== Segment start ==

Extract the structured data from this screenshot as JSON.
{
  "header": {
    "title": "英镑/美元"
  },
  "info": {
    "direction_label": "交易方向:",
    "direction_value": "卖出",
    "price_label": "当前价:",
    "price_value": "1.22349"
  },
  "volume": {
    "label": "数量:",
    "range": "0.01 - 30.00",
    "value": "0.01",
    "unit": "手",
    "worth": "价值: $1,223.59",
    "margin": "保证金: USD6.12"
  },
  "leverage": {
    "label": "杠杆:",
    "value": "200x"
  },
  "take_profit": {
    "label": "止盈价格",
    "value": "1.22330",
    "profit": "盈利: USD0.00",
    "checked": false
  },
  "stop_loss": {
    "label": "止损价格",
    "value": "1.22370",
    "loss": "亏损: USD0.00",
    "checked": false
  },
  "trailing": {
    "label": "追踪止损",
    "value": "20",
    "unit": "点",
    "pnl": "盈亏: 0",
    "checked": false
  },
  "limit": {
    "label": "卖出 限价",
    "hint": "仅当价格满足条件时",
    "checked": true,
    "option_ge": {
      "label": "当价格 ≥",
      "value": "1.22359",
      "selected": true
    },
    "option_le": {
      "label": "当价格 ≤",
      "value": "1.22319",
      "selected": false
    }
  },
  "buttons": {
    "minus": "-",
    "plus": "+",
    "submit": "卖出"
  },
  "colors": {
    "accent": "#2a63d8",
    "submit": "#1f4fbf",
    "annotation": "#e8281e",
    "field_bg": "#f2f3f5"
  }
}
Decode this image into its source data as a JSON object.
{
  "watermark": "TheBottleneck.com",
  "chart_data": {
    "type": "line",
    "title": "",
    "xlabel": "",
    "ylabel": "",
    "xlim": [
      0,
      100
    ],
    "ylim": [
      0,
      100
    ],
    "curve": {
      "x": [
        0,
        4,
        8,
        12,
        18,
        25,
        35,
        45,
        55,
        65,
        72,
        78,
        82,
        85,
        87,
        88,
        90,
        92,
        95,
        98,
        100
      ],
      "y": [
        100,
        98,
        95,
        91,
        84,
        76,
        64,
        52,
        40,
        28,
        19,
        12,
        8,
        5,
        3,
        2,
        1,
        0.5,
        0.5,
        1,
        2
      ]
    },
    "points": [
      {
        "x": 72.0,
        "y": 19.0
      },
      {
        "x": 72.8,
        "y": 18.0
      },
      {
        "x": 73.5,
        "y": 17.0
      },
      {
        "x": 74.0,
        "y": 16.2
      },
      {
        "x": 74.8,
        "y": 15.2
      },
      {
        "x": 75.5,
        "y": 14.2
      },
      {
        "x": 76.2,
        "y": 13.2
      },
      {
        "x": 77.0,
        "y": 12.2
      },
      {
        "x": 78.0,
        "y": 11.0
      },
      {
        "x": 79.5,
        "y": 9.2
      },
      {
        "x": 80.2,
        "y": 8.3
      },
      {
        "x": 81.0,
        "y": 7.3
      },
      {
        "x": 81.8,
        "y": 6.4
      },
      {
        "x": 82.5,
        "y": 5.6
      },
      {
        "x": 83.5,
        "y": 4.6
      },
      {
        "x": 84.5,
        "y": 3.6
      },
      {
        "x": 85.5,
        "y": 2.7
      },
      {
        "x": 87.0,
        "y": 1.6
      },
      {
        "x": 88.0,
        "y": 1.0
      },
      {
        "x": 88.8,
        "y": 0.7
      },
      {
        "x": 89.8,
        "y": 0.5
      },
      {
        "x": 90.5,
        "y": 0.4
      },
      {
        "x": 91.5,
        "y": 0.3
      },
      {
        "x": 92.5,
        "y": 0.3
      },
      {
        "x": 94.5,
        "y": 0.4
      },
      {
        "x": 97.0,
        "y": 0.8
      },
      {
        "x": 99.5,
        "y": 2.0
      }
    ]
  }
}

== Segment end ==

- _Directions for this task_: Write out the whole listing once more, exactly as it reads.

- _Written reply_:
Extract the structured data from this screenshot as JSON.
{
  "header": {
    "title": "英镑/美元"
  },
  "info": {
    "direction_label": "交易方向:",
    "direction_value": "卖出",
    "price_label": "当前价:",
    "price_value": "1.22349"
  },
  "volume": {
    "label": "数量:",
    "range": "0.01 - 30.00",
    "value": "0.01",
    "unit": "手",
    "worth": "价值: $1,223.59",
    "margin": "保证金: USD6.12"
  },
  "leverage": {
    "label": "杠杆:",
    "value": "200x"
  },
  "take_profit": {
    "label": "止盈价格",
    "value": "1.22330",
    "profit": "盈利: USD0.00",
    "checked": false
  },
  "stop_loss": {
    "label": "止损价格",
    "value": "1.22370",
    "loss": "亏损: USD0.00",
    "checked": false
  },
  "trailing": {
    "label": "追踪止损",
    "value": "20",
    "unit": "点",
    "pnl": "盈亏: 0",
    "checked": false
  },
  "limit": {
    "label": "卖出 限价",
    "hint": "仅当价格满足条件时",
    "checked": true,
    "option_ge": {
      "label": "当价格 ≥",
      "value": "1.22359",
      "selected": true
    },
    "option_le": {
      "label": "当价格 ≤",
      "value": "1.22319",
      "selected": false
    }
  },
  "buttons": {
    "minus": "-",
    "plus": "+",
    "submit": "卖出"
  },
  "colors": {
    "accent": "#2a63d8",
    "submit": "#1f4fbf",
    "annotation": "#e8281e",
    "field_bg": "#f2f3f5"
  }
}
Decode this image into its source data as a JSON object.
{
  "watermark": "TheBottleneck.com",
  "chart_data": {
    "type": "line",
    "title": "",
    "xlabel": "",
    "ylabel": "",
    "xlim": [
      0,
      100
    ],
    "ylim": [
      0,
      100
    ],
    "curve": {
      "x": [
        0,
        4,
        8,
        12,
        18,
        25,
        35,
        45,
        55,
        65,
        72,
        78,
        82,
        85,
        87,
        88,
        90,
        92,
        95,
        98,
        100
      ],
      "y": [
        100,
        98,
        95,
        91,
        84,
        76,
        64,
        52,
        40,
        28,
        19,
        12,
        8,
        5,
        3,
        2,
        1,
        0.5,
        0.5,
        1,
        2
      ]
    },
    "points": [
      {
        "x": 72.0,
        "y": 19.0
      },
      {
        "x": 72.8,
        "y": 18.0
      },
      {
        "x": 73.5,
        "y": 17.0
      },
      {
        "x": 74.0,
        "y": 16.2
      },
      {
        "x": 74.8,
        "y": 15.2
      },
      {
        "x": 75.5,
        "y": 14.2
      },
      {
        "x": 76.2,
        "y": 13.2
      },
      {
        "x": 77.0,
        "y": 12.2
      },
      {
        "x": 78.0,
        "y": 11.0
      },
      {
        "x": 79.5,
        "y": 9.2
      },
      {
        "x": 80.2,
        "y": 8.3
      },
      {
        "x": 81.0,
        "y": 7.3
      },
      {
        "x": 81.8,
        "y": 6.4
      },
      {
        "x": 82.5,
        "y": 5.6
      },
      {
        "x": 83.5,
        "y": 4.6
      },
      {
        "x": 84.5,
        "y": 3.6
      },
      {
        "x": 85.5,
        "y": 2.7
      },
      {
        "x": 87.0,
        "y": 1.6
      },
      {
        "x": 88.0,
        "y": 1.0
      },
      {
        "x": 88.8,
        "y": 0.7
      },
      {
        "x": 89.8,
        "y": 0.5
      },
      {
        "x": 90.5,
        "y": 0.4
      },
      {
        "x": 91.5,
        "y": 0.3
      },
      {
        "x": 92.5,
        "y": 0.3
      },
      {
        "x": 94.5,
        "y": 0.4
      },
      {
        "x": 97.0,
        "y": 0.8
      },
      {
        "x": 99.5,
        "y": 2.0
      }
    ]
  }
}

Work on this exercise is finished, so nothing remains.